If you didn't watch the news during the Bosnian War. Or read the papers. Or perhaps didn't understand the conflict and don't really want to spend time reading a review about another Bosnian War film... it's enough to know that this one has plenty of action, a witty script, buckets of blood, a couple of sex scenes and is pretty darned good.
On the other hand, those who don't have the willpower to resist knowing more should consider this: Martin Bell, the celebrated Bosnian War journalist, has recently lambasted the makers of Welcome To Sarajevo for celebrating war journalists. Confusing. Consider also that the makers of Pretty Village were filming as the conflict raged through the backyards of Europe and found everyone they met - Serbs, Croats, Muslims, Turks - to be equally confused.
What is crystal clear is that this film is a work of pure brilliance.

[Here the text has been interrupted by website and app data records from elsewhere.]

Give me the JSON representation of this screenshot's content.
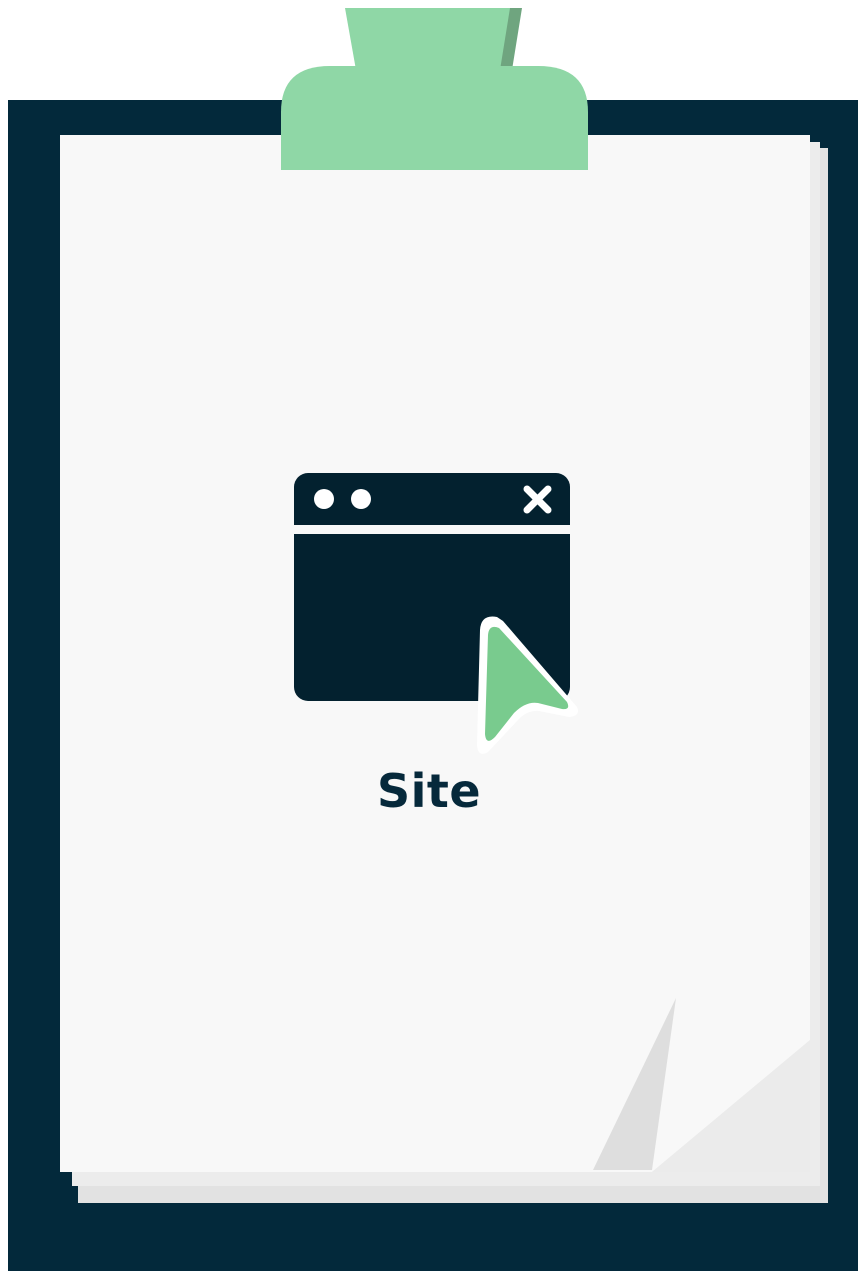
{
  "label": "Site",
  "icon": "browser-window-cursor-icon",
  "colors": {
    "board": "#03293b",
    "clip": "#8fd7a6",
    "clip_shadow": "#6fa57f",
    "paper": "#f8f8f8",
    "paper_under": "#e4e4e4",
    "icon_dark": "#03212f",
    "cursor": "#79cb8e",
    "text": "#06293b"
  }
}
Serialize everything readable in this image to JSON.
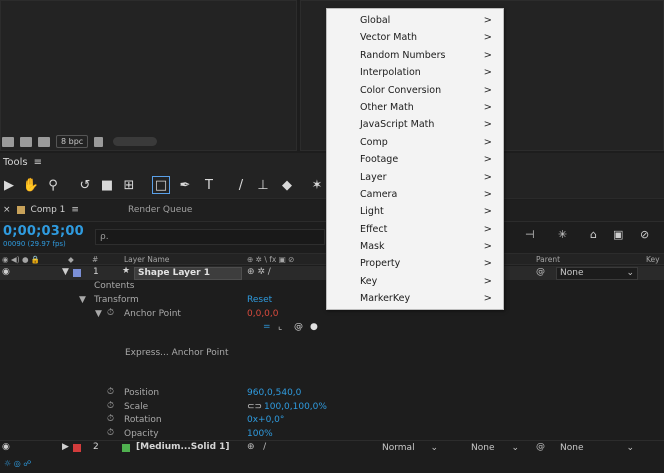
{
  "project": {
    "bpc": "8 bpc"
  },
  "tools": {
    "title": "Tools"
  },
  "tabs": {
    "comp": "Comp 1",
    "render_queue": "Render Queue"
  },
  "comp": {
    "timecode": "0;00;03;00",
    "frames": "00090 (29.97 fps)",
    "search_placeholder": "ρ."
  },
  "columns": {
    "hash": "#",
    "layer_name": "Layer Name",
    "parent": "Parent",
    "keys": "Key"
  },
  "layers": [
    {
      "number": "1",
      "name": "Shape Layer 1",
      "color": "#7b8fd6",
      "parent": "None"
    },
    {
      "number": "2",
      "name": "[Medium...Solid 1]",
      "color": "#d23c3c",
      "mode": "Normal",
      "trkmat": "None",
      "parent": "None"
    }
  ],
  "props": {
    "contents": "Contents",
    "transform": "Transform",
    "reset": "Reset",
    "anchor_point": "Anchor Point",
    "anchor_value": "0,0,0,0",
    "expression": "Express... Anchor Point",
    "position": "Position",
    "position_value": "960,0,540,0",
    "scale": "Scale",
    "scale_value": "100,0,100,0%",
    "rotation": "Rotation",
    "rotation_value": "0x+0,0°",
    "opacity": "Opacity",
    "opacity_value": "100%"
  },
  "menu": {
    "items": [
      "Global",
      "Vector Math",
      "Random Numbers",
      "Interpolation",
      "Color Conversion",
      "Other Math",
      "JavaScript Math",
      "Comp",
      "Footage",
      "Layer",
      "Camera",
      "Light",
      "Effect",
      "Mask",
      "Property",
      "Key",
      "MarkerKey"
    ],
    "arrow": ">"
  },
  "colors": {
    "accent": "#2f9bdf",
    "anchor_red": "#d94a3d"
  }
}
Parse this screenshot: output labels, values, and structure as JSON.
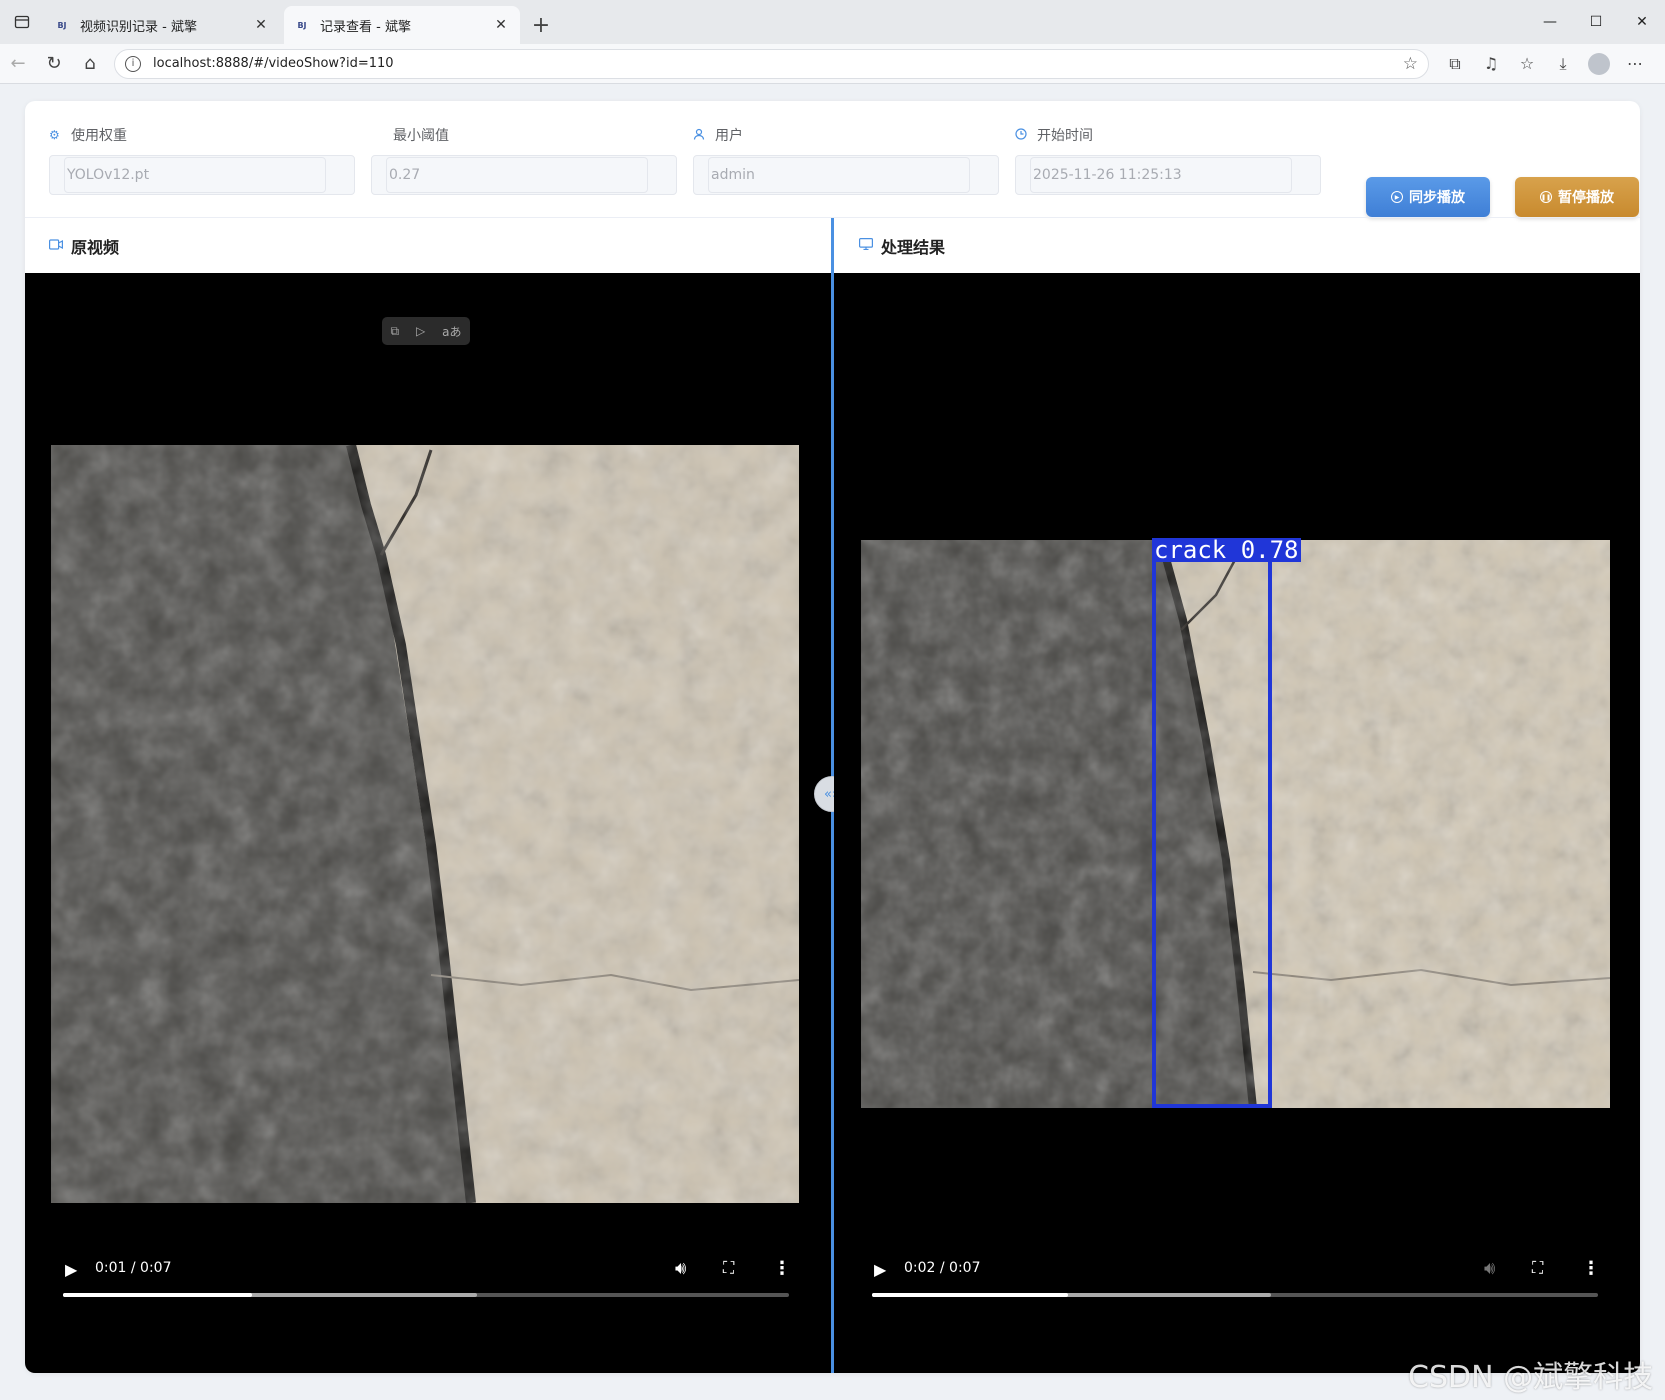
{
  "browser": {
    "tabs": [
      {
        "favicon": "BJ",
        "title": "视频识别记录 - 斌擎",
        "active": false
      },
      {
        "favicon": "BJ",
        "title": "记录查看 - 斌擎",
        "active": true
      }
    ],
    "url": "localhost:8888/#/videoShow?id=110",
    "icons": {
      "sidebar": "sidebar-toggle-icon",
      "close": "close-icon",
      "new_tab": "plus-icon",
      "back": "back-arrow-icon",
      "reload": "reload-icon",
      "home": "home-icon",
      "info": "info-icon",
      "star": "star-icon",
      "extensions": "puzzle-icon",
      "favorites": "favorites-icon",
      "download": "download-icon",
      "more": "ellipsis-icon"
    }
  },
  "form": {
    "weight": {
      "label": "使用权重",
      "value": "YOLOv12.pt"
    },
    "threshold": {
      "label": "最小阈值",
      "value": "0.27"
    },
    "user": {
      "label": "用户",
      "value": "admin"
    },
    "start_time": {
      "label": "开始时间",
      "value": "2025-11-26 11:25:13"
    }
  },
  "buttons": {
    "sync": "同步播放",
    "pause": "暂停播放"
  },
  "panels": {
    "original": {
      "title": "原视频",
      "player": {
        "current": "0:01",
        "duration": "0:07",
        "time_text": "0:01 / 0:07",
        "progress": 0.26,
        "buffered": 0.57,
        "muted": false
      }
    },
    "result": {
      "title": "处理结果",
      "player": {
        "current": "0:02",
        "duration": "0:07",
        "time_text": "0:02 / 0:07",
        "progress": 0.27,
        "buffered": 0.55,
        "muted": true
      },
      "detection": {
        "label": "crack 0.78",
        "class": "crack",
        "confidence": 0.78,
        "color": "#2036d8"
      }
    }
  },
  "watermark": "CSDN @斌擎科技",
  "colors": {
    "accent": "#4a90e2",
    "sync_button": "#4a8ee0",
    "pause_button": "#d09838"
  }
}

Shot in flashback, it traces the Serb Milan (Bjelogrlic) from his hospital bed to the deserted tunnel which his childhood friend Halil (Pejakovic), a muslim, had trapped him in during the conflict. Throughout the siege director Dragojevic intercuts these horrendous scenes with snippets from the men's idyllic childhood which only serve to compliment the utter insanity of a country torn in two halves.
Visually the film is astounding, with Dragojevic giving the austere topic some masterful editing and flourishing camera swings. There are also some vintage sequences; a peace corps chanting Give Peace A Chance outside a war hospital; a hilarious sex scene climaxing with the news of Tito's death; a communal urine-drinking contest to stay alive. Perhaps not the best film to see the new year in with, but for those with curiosity these images will stick in your mind like a pickaxe.
A work of pure brilliane. Visually astounding and thought provoking.